Section 230 of the Communications Act, which prevents online platforms from being held liable for content posted by their users, will be evaluated by the Supreme Court next season. How it might be affected is anyone’s guess, but we can be sure that the regulatory landscape for the technology will be rather different this time next year.
We’ve discussed Section 230 many times on TechCrunch, and legal definitions and precedents can be found elsewhere, so we don’t need to delve into the details for now. Suffice it to say that this section of the law essentially says that as long as reasonable steps are taken to deal with illegal and objectionable material on their platforms, companies like Alphabet and Meta cannot be held responsible for that material.
There are limitations and exceptions to how this protection works, but the law acts as a “safe harbor” in which companies can operate without worrying about being sued for defamation over something posted by a user.
But the question that has dogged these companies for years now is the exact extent of those restrictions and exemptions, and whether the platforms have perhaps too much leeway in how they handle content like COVID-19 misinformation, live-streamed crime and hate speech. speaking. However wise or unwise Section 230 was when it was written, over the last decade the industry and the world have evolved to the point where it may be time, at the very least, for some sensible additions and revisions to it.
The case the Supreme Court announced it intended to take up, Gonzalez v. Google, claims the latter is criminally liable for allowing certain content from the Islamic State terrorist group to remain on its platform, leading in part to the 2015 Paris attacks that killed 130 people. So, not that it matters for the purposes of the Supreme Court taking it up exactly, but the claim here has real weight, unlike some complaints about the law.
Amicus briefs are already flooding in, because the worst-case scenario — Section 230 basically being repealed entirely — would be devastating for countless online platforms and companies. As many have pointed out, this limitation of liability is complex and important to all kinds of free expression on the Internet, and removing it would open the door to abuse from every direction.
At the very least, such an outcome would cause panic across industries, with tech companies scrambling to protect themselves, investors withdrawing and withdrawing shares, and users failing as the services they rely on change in fundamental ways.
It’s not like the Supreme Court is expected to issue an opinion saying “the platforms are fully responsible for everything that exists, immediately and irrevocably” or something like that. Small changes make a big difference, and if the court simply ruled that Section 230 doesn’t protect Google in this case, every lawyer in the country would be rushing to apply this new definition of the law to policies, behaviors, features, everything. It might even (though not likely) pass the ball to the FCC, which has been the agency of record for most of the Communications Act for the better part of a century.
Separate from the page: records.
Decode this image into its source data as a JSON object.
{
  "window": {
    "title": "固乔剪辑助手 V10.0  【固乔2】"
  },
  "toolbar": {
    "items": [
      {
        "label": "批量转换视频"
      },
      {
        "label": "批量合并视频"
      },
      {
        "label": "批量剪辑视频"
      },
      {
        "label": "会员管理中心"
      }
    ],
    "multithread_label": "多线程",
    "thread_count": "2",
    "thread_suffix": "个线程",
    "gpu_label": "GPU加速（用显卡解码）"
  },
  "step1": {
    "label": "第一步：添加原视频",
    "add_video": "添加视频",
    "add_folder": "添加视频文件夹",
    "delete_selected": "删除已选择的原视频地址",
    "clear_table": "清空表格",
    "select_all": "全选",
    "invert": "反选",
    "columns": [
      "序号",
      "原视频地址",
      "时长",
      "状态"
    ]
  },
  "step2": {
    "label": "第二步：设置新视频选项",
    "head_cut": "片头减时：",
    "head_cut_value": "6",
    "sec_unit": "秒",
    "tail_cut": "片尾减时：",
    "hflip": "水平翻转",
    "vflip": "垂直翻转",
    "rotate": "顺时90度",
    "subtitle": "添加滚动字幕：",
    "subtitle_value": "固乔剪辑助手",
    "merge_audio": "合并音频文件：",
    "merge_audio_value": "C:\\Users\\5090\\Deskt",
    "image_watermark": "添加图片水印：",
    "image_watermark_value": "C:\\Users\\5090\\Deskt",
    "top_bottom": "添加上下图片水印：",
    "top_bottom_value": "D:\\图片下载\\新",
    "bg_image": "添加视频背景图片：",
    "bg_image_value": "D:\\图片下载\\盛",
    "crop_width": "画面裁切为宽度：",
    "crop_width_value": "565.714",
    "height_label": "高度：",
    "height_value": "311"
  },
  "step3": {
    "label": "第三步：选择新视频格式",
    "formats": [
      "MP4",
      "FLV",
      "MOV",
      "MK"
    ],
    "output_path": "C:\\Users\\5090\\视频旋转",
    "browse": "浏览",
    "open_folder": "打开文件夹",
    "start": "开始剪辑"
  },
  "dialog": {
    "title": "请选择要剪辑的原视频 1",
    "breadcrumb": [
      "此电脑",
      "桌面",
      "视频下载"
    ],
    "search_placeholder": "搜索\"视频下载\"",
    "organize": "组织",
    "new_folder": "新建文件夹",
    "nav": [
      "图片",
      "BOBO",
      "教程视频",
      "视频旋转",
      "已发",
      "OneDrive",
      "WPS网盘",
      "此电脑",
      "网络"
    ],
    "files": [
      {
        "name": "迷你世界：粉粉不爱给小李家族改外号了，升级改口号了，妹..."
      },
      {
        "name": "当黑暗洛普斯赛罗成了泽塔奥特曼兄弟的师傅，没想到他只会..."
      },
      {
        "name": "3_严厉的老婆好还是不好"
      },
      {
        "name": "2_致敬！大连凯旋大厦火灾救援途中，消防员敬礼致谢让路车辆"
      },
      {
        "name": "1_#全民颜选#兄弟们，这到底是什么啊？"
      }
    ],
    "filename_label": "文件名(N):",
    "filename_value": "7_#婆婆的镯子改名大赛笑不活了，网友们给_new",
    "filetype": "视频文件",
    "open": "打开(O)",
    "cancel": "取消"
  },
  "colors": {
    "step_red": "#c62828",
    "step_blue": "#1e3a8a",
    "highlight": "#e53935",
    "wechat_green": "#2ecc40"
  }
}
Speculating on the likely outcome at this early stage is probably fruitless, but this highly unpredictable situation makes it almost certain that the already numerous efforts to revise and replace Section 230 will multiply and intensify. Given the current political divide in general, and then in particular how divided Congress has been on this issue, the likelihood of a new law gaining bipartisan support in the short term is low. And with midterm elections looming, much depends on the new House and Senate as well.
The court’s decision will be pivotal, it turns out, with any outcome prompting lawmakers to take action around it, perhaps even preemptively. And in the public debate, as with Net Neutrality, it will be a frenzy of opportunism, FUD, and technically misleading material. Nothing in Section 230 prevents any industry with skin in the game from doing what it can to influence the debate.